▶ [Work request]:
Please state how many lines in the records below contain the word "roll"; the answer should be a number and nothing else.

(Beginning of Supplied data)

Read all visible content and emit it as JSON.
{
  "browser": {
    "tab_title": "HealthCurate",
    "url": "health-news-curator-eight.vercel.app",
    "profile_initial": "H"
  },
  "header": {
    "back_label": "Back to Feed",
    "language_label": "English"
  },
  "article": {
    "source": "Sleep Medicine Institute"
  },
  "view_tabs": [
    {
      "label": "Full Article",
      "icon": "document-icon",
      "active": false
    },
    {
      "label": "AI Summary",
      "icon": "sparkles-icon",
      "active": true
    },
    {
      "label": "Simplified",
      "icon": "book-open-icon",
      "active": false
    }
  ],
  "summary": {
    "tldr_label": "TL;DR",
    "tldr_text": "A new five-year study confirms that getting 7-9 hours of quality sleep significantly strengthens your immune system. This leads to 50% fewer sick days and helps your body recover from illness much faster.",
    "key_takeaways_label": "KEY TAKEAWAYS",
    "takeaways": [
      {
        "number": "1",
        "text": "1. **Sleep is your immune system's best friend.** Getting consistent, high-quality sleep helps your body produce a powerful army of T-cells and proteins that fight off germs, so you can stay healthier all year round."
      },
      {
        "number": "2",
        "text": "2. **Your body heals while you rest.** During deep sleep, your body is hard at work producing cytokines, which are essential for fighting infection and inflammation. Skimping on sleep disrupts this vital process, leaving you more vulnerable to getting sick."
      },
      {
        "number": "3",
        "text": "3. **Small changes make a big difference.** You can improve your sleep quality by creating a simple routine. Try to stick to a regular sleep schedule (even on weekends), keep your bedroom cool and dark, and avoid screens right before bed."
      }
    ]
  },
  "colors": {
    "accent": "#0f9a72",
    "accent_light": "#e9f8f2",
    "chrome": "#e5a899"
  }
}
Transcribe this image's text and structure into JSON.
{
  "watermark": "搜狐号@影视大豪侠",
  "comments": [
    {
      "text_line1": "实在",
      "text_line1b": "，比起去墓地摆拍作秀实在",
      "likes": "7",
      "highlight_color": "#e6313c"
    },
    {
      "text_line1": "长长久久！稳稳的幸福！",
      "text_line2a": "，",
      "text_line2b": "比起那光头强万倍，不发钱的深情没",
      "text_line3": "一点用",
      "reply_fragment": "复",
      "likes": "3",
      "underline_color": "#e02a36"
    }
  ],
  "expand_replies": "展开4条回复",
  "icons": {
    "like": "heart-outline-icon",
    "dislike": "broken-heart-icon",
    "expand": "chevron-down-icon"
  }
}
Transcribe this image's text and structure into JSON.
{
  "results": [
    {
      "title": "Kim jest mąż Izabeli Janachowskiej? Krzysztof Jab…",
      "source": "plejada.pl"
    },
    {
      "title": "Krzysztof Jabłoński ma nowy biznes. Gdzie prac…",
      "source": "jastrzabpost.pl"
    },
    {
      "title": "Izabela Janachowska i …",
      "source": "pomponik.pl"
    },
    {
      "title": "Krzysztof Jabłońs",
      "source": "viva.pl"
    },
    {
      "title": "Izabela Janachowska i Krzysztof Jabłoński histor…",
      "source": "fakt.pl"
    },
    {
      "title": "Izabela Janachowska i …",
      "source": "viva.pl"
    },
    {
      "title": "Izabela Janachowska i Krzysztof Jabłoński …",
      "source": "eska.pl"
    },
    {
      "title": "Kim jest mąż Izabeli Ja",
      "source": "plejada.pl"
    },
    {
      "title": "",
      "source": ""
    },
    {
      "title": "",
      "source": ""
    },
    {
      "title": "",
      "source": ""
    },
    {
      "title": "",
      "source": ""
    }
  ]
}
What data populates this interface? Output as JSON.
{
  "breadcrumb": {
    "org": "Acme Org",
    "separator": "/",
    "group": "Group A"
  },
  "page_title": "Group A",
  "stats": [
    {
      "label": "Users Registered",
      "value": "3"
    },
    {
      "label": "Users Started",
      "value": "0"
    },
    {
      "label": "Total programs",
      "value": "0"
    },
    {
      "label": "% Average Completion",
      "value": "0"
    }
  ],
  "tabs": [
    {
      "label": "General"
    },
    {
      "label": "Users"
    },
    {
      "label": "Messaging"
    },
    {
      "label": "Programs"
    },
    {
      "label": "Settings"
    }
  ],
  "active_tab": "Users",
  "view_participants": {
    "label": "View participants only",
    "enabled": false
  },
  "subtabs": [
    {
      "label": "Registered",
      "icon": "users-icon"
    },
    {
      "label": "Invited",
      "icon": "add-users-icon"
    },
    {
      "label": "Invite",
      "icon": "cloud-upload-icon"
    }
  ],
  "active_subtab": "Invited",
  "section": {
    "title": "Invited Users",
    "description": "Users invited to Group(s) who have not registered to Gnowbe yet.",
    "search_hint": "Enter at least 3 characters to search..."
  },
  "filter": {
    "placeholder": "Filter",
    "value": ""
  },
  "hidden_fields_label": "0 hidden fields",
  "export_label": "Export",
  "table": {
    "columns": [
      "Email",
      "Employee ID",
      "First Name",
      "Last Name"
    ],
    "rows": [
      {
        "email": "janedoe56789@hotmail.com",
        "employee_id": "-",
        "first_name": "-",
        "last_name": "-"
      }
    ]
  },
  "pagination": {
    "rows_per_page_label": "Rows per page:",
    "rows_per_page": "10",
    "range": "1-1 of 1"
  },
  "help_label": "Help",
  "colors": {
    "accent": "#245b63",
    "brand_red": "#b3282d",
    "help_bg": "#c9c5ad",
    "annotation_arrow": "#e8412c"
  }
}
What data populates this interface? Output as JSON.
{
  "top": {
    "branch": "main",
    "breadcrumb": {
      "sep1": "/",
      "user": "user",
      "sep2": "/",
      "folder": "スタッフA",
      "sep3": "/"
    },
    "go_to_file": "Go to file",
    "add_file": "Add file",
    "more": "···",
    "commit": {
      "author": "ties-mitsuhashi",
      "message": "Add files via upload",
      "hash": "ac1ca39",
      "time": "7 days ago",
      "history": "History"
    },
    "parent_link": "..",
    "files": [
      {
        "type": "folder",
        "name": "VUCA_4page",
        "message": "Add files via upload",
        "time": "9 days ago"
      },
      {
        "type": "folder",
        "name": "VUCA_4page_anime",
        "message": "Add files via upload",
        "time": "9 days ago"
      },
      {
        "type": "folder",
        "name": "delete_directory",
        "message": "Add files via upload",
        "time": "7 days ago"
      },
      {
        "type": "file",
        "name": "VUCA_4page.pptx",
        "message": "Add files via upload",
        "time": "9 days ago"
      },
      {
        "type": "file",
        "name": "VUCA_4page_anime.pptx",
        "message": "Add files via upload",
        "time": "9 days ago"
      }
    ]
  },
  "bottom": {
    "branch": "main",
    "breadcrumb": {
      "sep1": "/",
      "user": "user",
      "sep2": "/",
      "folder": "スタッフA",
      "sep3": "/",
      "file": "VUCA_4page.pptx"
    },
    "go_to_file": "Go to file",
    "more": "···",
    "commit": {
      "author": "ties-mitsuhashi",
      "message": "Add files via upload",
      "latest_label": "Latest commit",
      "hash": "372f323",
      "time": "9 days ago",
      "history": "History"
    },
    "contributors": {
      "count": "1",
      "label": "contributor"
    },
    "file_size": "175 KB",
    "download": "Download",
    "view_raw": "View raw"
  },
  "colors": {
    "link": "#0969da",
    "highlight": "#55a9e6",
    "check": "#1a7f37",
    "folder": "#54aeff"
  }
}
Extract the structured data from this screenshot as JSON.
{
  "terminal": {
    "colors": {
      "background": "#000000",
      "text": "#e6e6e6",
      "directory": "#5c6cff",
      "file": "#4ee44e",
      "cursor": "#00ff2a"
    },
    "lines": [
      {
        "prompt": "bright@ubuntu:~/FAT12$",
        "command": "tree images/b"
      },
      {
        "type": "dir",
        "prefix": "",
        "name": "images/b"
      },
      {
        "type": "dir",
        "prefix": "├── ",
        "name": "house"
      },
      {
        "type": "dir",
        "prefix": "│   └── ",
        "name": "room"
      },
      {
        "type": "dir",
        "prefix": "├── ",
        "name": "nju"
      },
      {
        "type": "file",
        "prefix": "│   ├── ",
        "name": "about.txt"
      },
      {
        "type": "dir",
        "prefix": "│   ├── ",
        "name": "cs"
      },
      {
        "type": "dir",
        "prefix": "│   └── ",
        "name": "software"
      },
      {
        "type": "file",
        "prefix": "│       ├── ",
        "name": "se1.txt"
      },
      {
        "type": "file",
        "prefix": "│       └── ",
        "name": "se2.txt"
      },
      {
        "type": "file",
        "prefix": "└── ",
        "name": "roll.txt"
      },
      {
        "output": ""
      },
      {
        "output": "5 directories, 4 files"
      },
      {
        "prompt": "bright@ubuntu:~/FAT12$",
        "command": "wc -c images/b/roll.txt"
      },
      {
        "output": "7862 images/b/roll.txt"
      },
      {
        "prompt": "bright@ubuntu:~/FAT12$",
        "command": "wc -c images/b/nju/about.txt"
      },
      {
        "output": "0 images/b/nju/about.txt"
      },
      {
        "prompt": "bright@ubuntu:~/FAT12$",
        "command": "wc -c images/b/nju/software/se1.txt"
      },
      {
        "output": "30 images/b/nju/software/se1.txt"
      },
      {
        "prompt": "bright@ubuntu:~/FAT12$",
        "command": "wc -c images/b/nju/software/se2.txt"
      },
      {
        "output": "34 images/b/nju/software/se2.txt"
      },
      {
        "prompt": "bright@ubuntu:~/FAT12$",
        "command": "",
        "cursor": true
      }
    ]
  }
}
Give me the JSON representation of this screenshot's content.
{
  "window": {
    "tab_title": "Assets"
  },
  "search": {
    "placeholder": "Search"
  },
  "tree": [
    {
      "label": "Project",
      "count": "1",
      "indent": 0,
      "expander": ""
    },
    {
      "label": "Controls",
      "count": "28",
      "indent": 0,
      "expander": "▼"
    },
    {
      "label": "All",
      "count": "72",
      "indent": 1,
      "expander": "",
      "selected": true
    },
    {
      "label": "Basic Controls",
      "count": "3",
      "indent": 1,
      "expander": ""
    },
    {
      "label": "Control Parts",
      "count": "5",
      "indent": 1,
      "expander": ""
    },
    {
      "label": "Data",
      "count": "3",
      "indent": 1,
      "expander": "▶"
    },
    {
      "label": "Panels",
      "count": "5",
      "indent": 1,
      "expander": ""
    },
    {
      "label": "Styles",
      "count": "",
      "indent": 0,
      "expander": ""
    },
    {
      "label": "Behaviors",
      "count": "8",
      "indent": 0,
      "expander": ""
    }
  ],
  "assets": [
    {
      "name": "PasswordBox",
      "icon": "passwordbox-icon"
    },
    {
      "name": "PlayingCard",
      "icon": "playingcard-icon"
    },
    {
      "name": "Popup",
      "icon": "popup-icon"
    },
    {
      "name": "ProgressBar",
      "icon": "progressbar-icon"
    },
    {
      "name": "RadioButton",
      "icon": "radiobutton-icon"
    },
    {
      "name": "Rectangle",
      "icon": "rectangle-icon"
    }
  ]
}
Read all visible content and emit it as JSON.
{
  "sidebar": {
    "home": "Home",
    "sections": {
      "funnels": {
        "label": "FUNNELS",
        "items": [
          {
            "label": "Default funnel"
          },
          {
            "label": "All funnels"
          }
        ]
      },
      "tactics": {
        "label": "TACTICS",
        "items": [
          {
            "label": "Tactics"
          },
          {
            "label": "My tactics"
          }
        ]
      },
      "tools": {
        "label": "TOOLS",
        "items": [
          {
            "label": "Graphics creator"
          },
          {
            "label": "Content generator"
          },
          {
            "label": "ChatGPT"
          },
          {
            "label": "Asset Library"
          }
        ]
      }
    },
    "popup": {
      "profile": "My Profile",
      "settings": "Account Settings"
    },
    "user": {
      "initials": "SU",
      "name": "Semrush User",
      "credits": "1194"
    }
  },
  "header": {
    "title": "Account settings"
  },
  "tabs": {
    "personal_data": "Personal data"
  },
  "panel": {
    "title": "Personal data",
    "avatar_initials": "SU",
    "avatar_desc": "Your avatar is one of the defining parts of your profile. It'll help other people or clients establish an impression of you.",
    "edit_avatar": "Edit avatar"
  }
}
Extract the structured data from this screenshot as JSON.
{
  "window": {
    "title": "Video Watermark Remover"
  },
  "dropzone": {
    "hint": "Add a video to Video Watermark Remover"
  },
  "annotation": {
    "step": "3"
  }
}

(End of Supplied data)

▶ [Finished exercise]:
3